We have all heard people say that sex and graphic violence sells, especially when talking about movies and video games. It’s an easy thing to believe, and in the short-term it’s a little true. Who doesn’t love a good action-packed blockbuster with explosions, guns, and girls in swimsuits? I know, a lot of people don’t love them, but for a large portion entertainment consumers, this sort of escape is exciting. These are things we don’t normally experience in our day-to-day lives so we experience them through entertainment. Games like Grant Theft Auto V, Middle Earth: Shadows of Mordor and Call of Duty: Advanced Warfare made the top ten biggest sellers of 2014. People do like action, including graphic violence, and they like attractive, sexy people in their games and movies, but is that all that drives gamers as a lot of non-gamers and gamer critics like to claim?
Even looking at 2014’s top sellers, this is mostly disproved. Of the top ten games of last year there were just as many graphically violent games (4) as non-violent (4), and two in between. Pokémon Omega Ruby/Alpha Sapphire and Super Smash Bros., while both fighting games of a sort, are so cartoony that they can hardly be put in a category with games like GTA V or COD: AW. Of course, if you want to get technical they are violent so could tip things that way but that’s very debatable. In the category of sexy, or games with sexualized content in the top sellers, we really only have one with GTA V, so I’d say there is clear evidence that gamers don’t just want games with nudity, scantily clad people, or sexual content. Hint: Gamers want fun over anything else, and so far fun is NOT a code word for violence from what we can tell.
What we should do, however, to really test this trope is to look at all-time numbers. Over the course of video game history, have gamers preferred games with sex and violence over others?

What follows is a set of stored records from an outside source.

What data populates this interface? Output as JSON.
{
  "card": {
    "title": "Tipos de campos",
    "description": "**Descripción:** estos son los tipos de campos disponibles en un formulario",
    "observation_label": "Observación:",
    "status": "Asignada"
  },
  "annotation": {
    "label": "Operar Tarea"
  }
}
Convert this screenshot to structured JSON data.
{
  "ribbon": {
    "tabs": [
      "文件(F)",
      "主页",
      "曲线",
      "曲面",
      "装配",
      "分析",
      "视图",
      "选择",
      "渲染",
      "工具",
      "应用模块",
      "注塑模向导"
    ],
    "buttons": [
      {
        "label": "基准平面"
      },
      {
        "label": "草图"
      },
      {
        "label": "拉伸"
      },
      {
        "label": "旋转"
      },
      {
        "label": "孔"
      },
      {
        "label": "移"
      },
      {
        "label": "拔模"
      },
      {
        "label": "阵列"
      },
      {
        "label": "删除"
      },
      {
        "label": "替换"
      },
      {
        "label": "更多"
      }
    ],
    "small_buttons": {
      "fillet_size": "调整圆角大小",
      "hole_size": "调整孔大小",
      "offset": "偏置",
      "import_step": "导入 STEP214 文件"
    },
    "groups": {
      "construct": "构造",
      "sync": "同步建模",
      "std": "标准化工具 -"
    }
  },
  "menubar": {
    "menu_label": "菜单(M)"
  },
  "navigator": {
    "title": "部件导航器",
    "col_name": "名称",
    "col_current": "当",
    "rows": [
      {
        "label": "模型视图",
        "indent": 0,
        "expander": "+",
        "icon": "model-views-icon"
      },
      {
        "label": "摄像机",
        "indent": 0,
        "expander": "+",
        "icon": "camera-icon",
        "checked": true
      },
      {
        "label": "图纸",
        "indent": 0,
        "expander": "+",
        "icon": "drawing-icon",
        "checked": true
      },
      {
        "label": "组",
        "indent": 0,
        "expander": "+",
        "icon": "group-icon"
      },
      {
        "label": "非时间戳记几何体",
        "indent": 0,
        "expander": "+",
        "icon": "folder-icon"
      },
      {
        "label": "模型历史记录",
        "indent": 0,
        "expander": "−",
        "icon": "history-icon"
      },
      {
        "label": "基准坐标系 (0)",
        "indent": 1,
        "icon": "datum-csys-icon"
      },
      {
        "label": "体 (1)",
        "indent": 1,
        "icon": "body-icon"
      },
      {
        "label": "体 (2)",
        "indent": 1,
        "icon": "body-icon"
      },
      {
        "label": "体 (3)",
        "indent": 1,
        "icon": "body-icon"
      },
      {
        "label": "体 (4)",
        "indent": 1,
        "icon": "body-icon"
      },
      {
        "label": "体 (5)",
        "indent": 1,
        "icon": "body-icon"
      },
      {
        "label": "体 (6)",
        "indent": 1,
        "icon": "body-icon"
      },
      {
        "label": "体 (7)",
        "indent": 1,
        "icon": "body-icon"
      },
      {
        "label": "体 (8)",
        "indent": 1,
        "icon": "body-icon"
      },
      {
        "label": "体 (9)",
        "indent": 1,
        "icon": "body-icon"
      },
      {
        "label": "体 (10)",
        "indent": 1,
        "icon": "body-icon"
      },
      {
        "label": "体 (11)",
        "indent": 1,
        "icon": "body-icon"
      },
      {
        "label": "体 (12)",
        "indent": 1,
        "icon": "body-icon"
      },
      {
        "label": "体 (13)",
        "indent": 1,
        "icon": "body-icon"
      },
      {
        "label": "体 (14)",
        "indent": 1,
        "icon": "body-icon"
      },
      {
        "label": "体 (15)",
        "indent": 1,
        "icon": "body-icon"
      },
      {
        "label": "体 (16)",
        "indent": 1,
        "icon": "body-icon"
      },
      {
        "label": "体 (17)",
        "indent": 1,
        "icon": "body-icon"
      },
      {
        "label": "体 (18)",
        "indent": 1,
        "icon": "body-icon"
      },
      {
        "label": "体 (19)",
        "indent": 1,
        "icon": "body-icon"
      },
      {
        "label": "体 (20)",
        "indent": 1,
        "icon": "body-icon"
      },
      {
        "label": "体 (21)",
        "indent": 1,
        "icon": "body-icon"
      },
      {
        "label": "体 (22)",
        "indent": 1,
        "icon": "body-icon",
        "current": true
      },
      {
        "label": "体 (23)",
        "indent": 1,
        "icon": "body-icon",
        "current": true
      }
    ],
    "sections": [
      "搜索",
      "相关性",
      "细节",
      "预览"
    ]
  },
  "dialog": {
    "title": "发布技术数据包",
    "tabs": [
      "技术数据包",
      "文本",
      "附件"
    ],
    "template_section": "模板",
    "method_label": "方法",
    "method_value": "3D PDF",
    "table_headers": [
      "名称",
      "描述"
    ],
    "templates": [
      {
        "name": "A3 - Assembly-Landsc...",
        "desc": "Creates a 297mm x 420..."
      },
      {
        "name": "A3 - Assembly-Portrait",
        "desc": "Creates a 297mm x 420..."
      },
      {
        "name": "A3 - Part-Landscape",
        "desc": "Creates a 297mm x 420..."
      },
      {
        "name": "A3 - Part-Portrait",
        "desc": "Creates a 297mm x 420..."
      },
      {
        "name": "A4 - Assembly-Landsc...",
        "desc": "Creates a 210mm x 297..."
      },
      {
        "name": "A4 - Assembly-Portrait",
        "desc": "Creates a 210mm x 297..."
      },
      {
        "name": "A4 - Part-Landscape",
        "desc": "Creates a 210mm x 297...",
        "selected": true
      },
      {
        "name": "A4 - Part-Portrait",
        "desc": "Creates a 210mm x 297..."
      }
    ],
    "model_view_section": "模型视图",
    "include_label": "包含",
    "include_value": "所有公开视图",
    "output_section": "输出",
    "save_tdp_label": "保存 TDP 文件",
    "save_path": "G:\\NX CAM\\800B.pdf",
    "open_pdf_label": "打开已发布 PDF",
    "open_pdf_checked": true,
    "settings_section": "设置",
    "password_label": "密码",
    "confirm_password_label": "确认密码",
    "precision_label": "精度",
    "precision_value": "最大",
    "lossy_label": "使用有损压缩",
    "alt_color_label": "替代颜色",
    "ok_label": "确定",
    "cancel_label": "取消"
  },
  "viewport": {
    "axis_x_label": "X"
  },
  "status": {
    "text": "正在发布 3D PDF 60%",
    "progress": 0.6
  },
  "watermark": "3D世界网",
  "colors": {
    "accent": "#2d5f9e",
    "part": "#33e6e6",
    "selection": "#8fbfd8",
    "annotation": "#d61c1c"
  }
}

The quickest source to find a list of best selling games is (unfortunately) over at Wikipedia. In the top ten sellers of all time, we have one, just one game that has sex and violence. As a matter of fact Tetris, for mobile devices (not even the original Tetris) is our top seller at 100 million copies, over twice as many as GTA V. GTA comes in 4th, and is the only game in the top ten that I would consider violent. The list across all platforms includes 43 games that have sold over 15 million copies. Of those 43 only 14 of them are games depicting violence such as war, crime, murder, or just generally swinging swords at monsters. Only four of them, that I can see, have depictions of people in sexual situations, or depictions of sexualized people. The majority of the violent games on the list are games that depict war rather than what’s more commonly considered criminal violence.
Of course there are a few other games on the list, if you have a loose definition of graphic violence, that might be considered violent. Super Mario games where you smash cartoon turtles and mushrooms or Pokémon games where you get mythical creatures to fight each other in fantastic duels are both a form of violence, but again, I can’t imagine anyone would put them in the same category with COD or GTA. Even if we did, though, it would not push the trend toward the purchase of violent games over non-violent ones. So what we seem to be dealing with here is another trope, used by critics of gamers, and the gaming industry, to try and make some connection between gamers and violent tendencies, or game makers catering to a crowd of degenerates that only consume sex and violence. I suppose someone could go further, look at all games that have ever been released, and compare numbers to see but that’s for someone with far more time than I have. As far as I’m concerned we can chalk this one to be a myth, a trope, without anything to really back it up.